I agree with phoog's answer but want to expand it a bit. There are really three different questions here:
- Exactly what is the phrase Cadenza ad libitum intended to mean in this instance?,
- Could (/should) I create my own cadenza?, and
- What would Liszt think if I did?
Let's address them in reverse order. Liszt was a celebrated improviser. His performances included not only titled pieces but periods set aside for improvisation, taking suggestions from the audience of well-known themes to work into his performance, somewhat like improv comedy. Many of his written compositions are "rhapsodies" and "fantasies," creating an allusion to improvisation even in written works. Leon Botstein writes,
Musical composition for Liszt began and remained tied to the musical event as a performative experience .... The goal represented by a fully worked-out, permanent composition did not sit well with Liszt, whose habits and experience as a performer led him to appreciate the wide divergences in the actual perception of and response to music. Liszt constantly revised his music and updated it. Liszt's fusion of performance and composition suggest that his written texts cannot be seen so much as a stable account of authorial claims but rather as a script whose full realization in the moment of performance demanded, for him, adaptation, revision, and extension, all in accord with the novelty and uniqueness of the historical moment.

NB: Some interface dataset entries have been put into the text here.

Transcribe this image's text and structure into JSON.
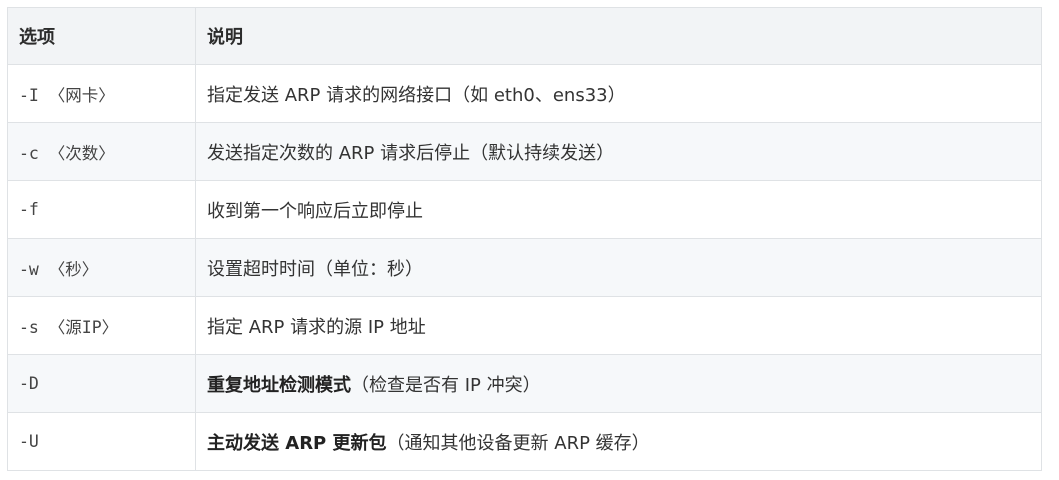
{
  "table": {
    "headers": [
      "选项",
      "说明"
    ],
    "rows": [
      {
        "option": "-I 〈网卡〉",
        "strong": "",
        "desc": "指定发送 ARP 请求的网络接口（如 eth0、ens33）"
      },
      {
        "option": "-c 〈次数〉",
        "strong": "",
        "desc": "发送指定次数的 ARP 请求后停止（默认持续发送）"
      },
      {
        "option": "-f",
        "strong": "",
        "desc": "收到第一个响应后立即停止"
      },
      {
        "option": "-w 〈秒〉",
        "strong": "",
        "desc": "设置超时时间（单位：秒）"
      },
      {
        "option": "-s 〈源IP〉",
        "strong": "",
        "desc": "指定 ARP 请求的源 IP 地址"
      },
      {
        "option": "-D",
        "strong": "重复地址检测模式",
        "desc": "（检查是否有 IP 冲突）"
      },
      {
        "option": "-U",
        "strong": "主动发送 ARP 更新包",
        "desc": "（通知其他设备更新 ARP 缓存）"
      }
    ]
  }
}
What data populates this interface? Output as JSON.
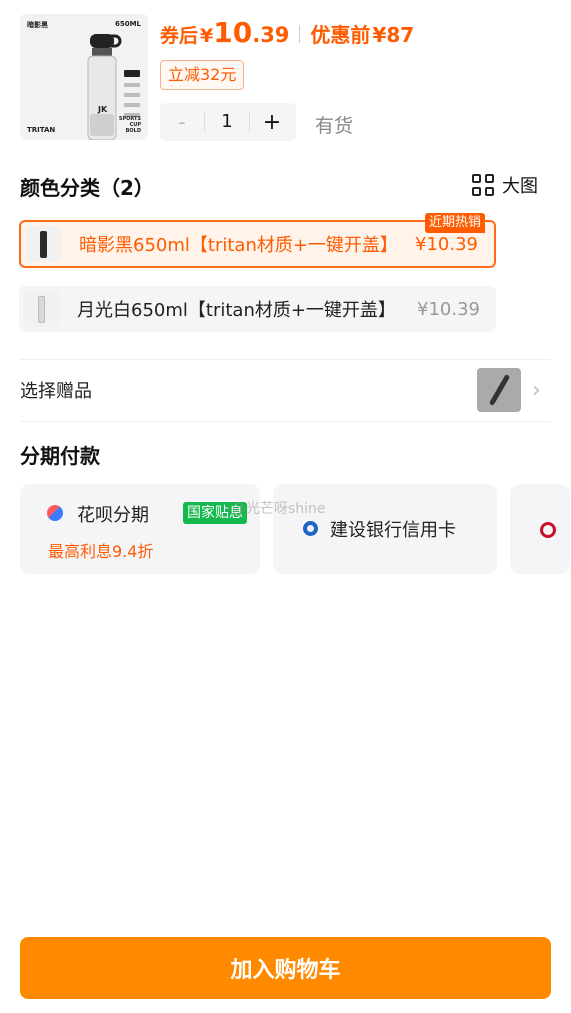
{
  "product": {
    "thumb": {
      "label_tl": "暗影黑",
      "label_tr": "650ML",
      "label_bl": "TRITAN",
      "label_br": "SPORTS CUP BOLD"
    },
    "price_after_coupon_label": "券后",
    "currency": "¥",
    "price_int": "10",
    "price_dec": ".39",
    "original_label": "优惠前",
    "original_price": "87",
    "coupon_label": "立减32元",
    "quantity": "1",
    "minus_label": "-",
    "plus_label": "+",
    "stock_label": "有货"
  },
  "colors": {
    "title": "颜色分类（2）",
    "big_view_label": "大图",
    "hot_tag": "近期热销",
    "options": [
      {
        "name": "暗影黑650ml【tritan材质+一键开盖】",
        "price": "¥10.39",
        "selected": true,
        "bottle_color": "#2a2a2a"
      },
      {
        "name": "月光白650ml【tritan材质+一键开盖】",
        "price": "¥10.39",
        "selected": false,
        "bottle_color": "#d9d9d9"
      }
    ]
  },
  "gift": {
    "label": "选择赠品"
  },
  "installment": {
    "title": "分期付款",
    "cards": [
      {
        "name": "花呗分期",
        "tag": "国家贴息",
        "sub": "最高利息9.4折"
      },
      {
        "name": "建设银行信用卡"
      },
      {
        "name": ""
      }
    ],
    "watermark": "@光芒呀shine"
  },
  "cart_button": "加入购物车",
  "colors_theme": {
    "accent": "#ff5b00",
    "button": "#ff8a00",
    "tag_green": "#13b94d"
  }
}
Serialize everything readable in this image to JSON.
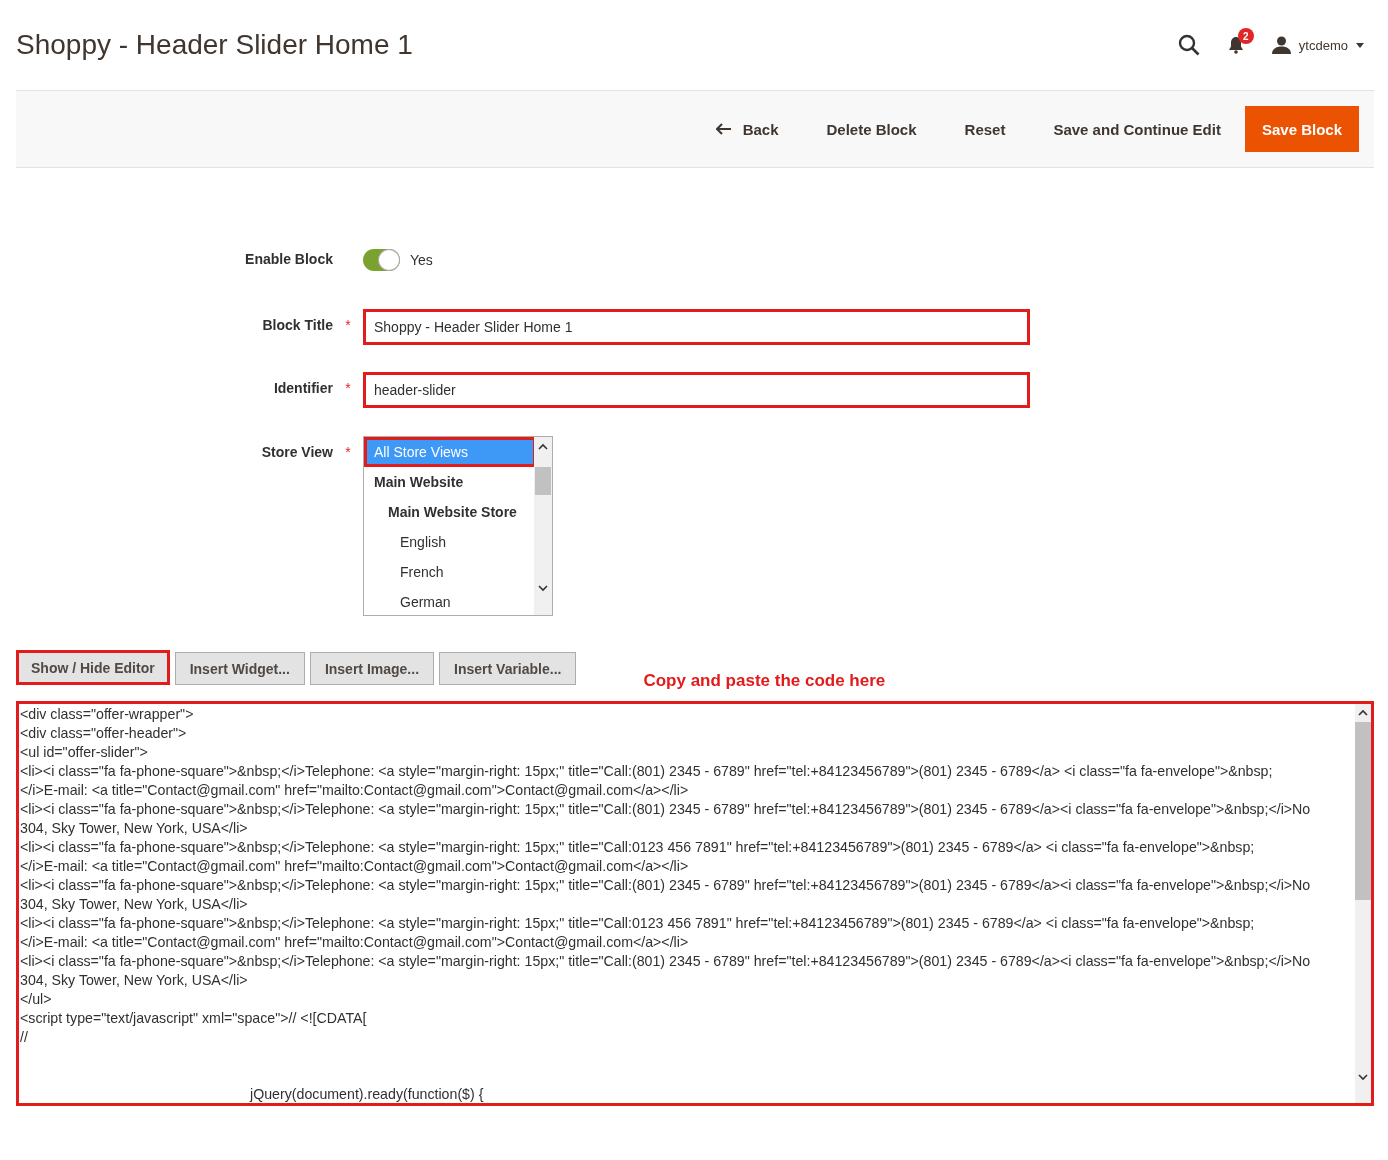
{
  "page_title": "Shoppy - Header Slider Home 1",
  "header": {
    "notifications": "2",
    "user": "ytcdemo"
  },
  "actions": [
    {
      "label": "Back",
      "kind": "back"
    },
    {
      "label": "Delete Block",
      "kind": "plain"
    },
    {
      "label": "Reset",
      "kind": "plain"
    },
    {
      "label": "Save and Continue Edit",
      "kind": "plain"
    },
    {
      "label": "Save Block",
      "kind": "primary"
    }
  ],
  "form": {
    "enable_block": {
      "label": "Enable Block",
      "on": true,
      "value": "Yes"
    },
    "block_title": {
      "label": "Block Title",
      "required_mark": "*",
      "value": "Shoppy - Header Slider Home 1",
      "highlighted": true
    },
    "identifier": {
      "label": "Identifier",
      "required_mark": "*",
      "value": "header-slider",
      "highlighted": true
    },
    "store_view": {
      "label": "Store View",
      "required_mark": "*",
      "options": [
        {
          "label": "All Store Views",
          "kind": "option",
          "selected": true,
          "highlighted": true
        },
        {
          "label": "Main Website",
          "kind": "group",
          "selected": false,
          "children": [
            {
              "label": "Main Website Store",
              "kind": "group",
              "selected": false,
              "children": [
                {
                  "label": "English",
                  "kind": "option",
                  "selected": false
                },
                {
                  "label": "French",
                  "kind": "option",
                  "selected": false
                },
                {
                  "label": "German",
                  "kind": "option",
                  "selected": false
                }
              ]
            }
          ]
        }
      ]
    }
  },
  "editor_buttons": [
    {
      "label": "Show / Hide Editor",
      "highlighted": true
    },
    {
      "label": "Insert Widget...",
      "highlighted": false
    },
    {
      "label": "Insert Image...",
      "highlighted": false
    },
    {
      "label": "Insert Variable...",
      "highlighted": false
    }
  ],
  "annotation": "Copy and paste the code here",
  "editor": {
    "highlighted": true,
    "lines": [
      {
        "text": "<div class=\"offer-wrapper\">",
        "kind": "plain"
      },
      {
        "text": "<div class=\"offer-header\">",
        "kind": "plain"
      },
      {
        "text": "<ul id=\"offer-slider\">",
        "kind": "plain"
      },
      {
        "text": "<li><i class=\"fa fa-phone-square\">&nbsp;</i>Telephone: <a style=\"margin-right: 15px;\" title=\"Call:(801) 2345 - 6789\" href=\"tel:+84123456789\">(801) 2345 - 6789</a> <i class=\"fa fa-envelope\">&nbsp;",
        "kind": "plain"
      },
      {
        "text": "</i>E-mail: <a title=\"Contact@gmail.com\" href=\"mailto:Contact@gmail.com\">Contact@gmail.com</a></li>",
        "kind": "plain"
      },
      {
        "text": "<li><i class=\"fa fa-phone-square\">&nbsp;</i>Telephone: <a style=\"margin-right: 15px;\" title=\"Call:(801) 2345 - 6789\" href=\"tel:+84123456789\">(801) 2345 - 6789</a><i class=\"fa fa-envelope\">&nbsp;</i>No",
        "kind": "plain"
      },
      {
        "text": "304, Sky Tower, New York, USA</li>",
        "kind": "plain"
      },
      {
        "text": "<li><i class=\"fa fa-phone-square\">&nbsp;</i>Telephone: <a style=\"margin-right: 15px;\" title=\"Call:0123 456 7891\" href=\"tel:+84123456789\">(801) 2345 - 6789</a> <i class=\"fa fa-envelope\">&nbsp;",
        "kind": "plain"
      },
      {
        "text": "</i>E-mail: <a title=\"Contact@gmail.com\" href=\"mailto:Contact@gmail.com\">Contact@gmail.com</a></li>",
        "kind": "plain"
      },
      {
        "text": "<li><i class=\"fa fa-phone-square\">&nbsp;</i>Telephone: <a style=\"margin-right: 15px;\" title=\"Call:(801) 2345 - 6789\" href=\"tel:+84123456789\">(801) 2345 - 6789</a><i class=\"fa fa-envelope\">&nbsp;</i>No",
        "kind": "plain"
      },
      {
        "text": "304, Sky Tower, New York, USA</li>",
        "kind": "plain"
      },
      {
        "text": "<li><i class=\"fa fa-phone-square\">&nbsp;</i>Telephone: <a style=\"margin-right: 15px;\" title=\"Call:0123 456 7891\" href=\"tel:+84123456789\">(801) 2345 - 6789</a> <i class=\"fa fa-envelope\">&nbsp;",
        "kind": "plain"
      },
      {
        "text": "</i>E-mail: <a title=\"Contact@gmail.com\" href=\"mailto:Contact@gmail.com\">Contact@gmail.com</a></li>",
        "kind": "plain"
      },
      {
        "text": "<li><i class=\"fa fa-phone-square\">&nbsp;</i>Telephone: <a style=\"margin-right: 15px;\" title=\"Call:(801) 2345 - 6789\" href=\"tel:+84123456789\">(801) 2345 - 6789</a><i class=\"fa fa-envelope\">&nbsp;</i>No",
        "kind": "plain"
      },
      {
        "text": "304, Sky Tower, New York, USA</li>",
        "kind": "plain"
      },
      {
        "text": "</ul>",
        "kind": "plain"
      },
      {
        "text": "<script type=\"text/javascript\" xml=\"space\">// <![CDATA[",
        "kind": "plain"
      },
      {
        "text": "//",
        "kind": "plain"
      },
      {
        "text": "jQuery(document).ready(function($) {",
        "kind": "indented"
      }
    ]
  }
}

That certainly sounds as though, if you chose to make your own alterations to his work, the ghost of Liszt would not object "But that's not what I wrote!" (Though living listeners might not be so generous.)
To the middle question: Would Liszt have expected you to discard his cadenza and write your own? There's a book that looks to be very valuable to this conversation, Fantasies of Improvisation:
Free Playing in Nineteenth-century Music by Dana Andrew Gooley. In a footnote on p. 22, he sums up research into how people were approaching cadenzas in the 19th century. For concerti, at least, the expectation that the performer would provide their own was largely extinct. Yet he mentions a consideration of "short cadenzas—fermata elaborations" that were "historically residual," and as you point out, Liszt's Hungarian Rhapsody No. 2 sports a clear "bring-your-own-cadenza" meaning of cadenza ad libitum. But Gooley points out that even as early as 1804 the Paris Conservatory piano manual says that "modern composers ordinarily write them out," so the Hungarian Rhapsody is more of an anomaly.
So, with Liszt's precedence and improvisatory character, one certainly could substitute their own cadenza, but one shouldn't feel that it's expected or required in this instance. So what does the ad libitum actually mean? In this case, with a notated cadenza, the reasonable reading is that it emphasizes interpretive freedom; that Liszt wants to make sure you don't just rattle through the giant string of 16th and 32nd notes inflexibly, but give them some fluidity in timing. So it's not quite the meaning of cadenza ad libitum that you find in a Mozart concerto—"Feel free to put a cadenza here"—but rather "This is the cadenza; do it freely."